───── RECORDS FOR THE EXERCISE

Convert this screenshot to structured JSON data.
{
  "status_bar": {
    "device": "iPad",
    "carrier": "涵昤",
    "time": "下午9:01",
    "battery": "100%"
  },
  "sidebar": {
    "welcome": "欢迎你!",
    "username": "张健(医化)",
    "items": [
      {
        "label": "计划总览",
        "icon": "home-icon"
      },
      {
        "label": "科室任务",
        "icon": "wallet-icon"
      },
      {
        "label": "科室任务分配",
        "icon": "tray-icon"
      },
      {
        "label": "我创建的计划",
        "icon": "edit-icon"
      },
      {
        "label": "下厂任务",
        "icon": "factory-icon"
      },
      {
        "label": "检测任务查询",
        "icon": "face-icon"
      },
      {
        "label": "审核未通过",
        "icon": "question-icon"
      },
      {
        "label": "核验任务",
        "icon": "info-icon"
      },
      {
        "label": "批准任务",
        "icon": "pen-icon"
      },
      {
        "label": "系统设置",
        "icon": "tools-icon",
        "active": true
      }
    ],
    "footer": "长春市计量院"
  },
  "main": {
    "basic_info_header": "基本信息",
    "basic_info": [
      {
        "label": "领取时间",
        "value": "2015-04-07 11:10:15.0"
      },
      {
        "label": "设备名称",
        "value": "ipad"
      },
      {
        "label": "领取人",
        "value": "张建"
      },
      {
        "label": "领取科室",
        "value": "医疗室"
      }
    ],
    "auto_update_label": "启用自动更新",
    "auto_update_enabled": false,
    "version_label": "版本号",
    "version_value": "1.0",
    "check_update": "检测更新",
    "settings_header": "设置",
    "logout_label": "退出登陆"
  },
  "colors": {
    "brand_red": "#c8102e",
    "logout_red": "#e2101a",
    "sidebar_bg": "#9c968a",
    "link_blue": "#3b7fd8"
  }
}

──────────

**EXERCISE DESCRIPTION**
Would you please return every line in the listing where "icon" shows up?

**REPLY TO THE TASK**
        "icon": "home-icon"
        "icon": "wallet-icon"
        "icon": "tray-icon"
        "icon": "edit-icon"
        "icon": "factory-icon"
        "icon": "face-icon"
        "icon": "question-icon"
        "icon": "info-icon"
        "icon": "pen-icon"
        "icon": "tools-icon",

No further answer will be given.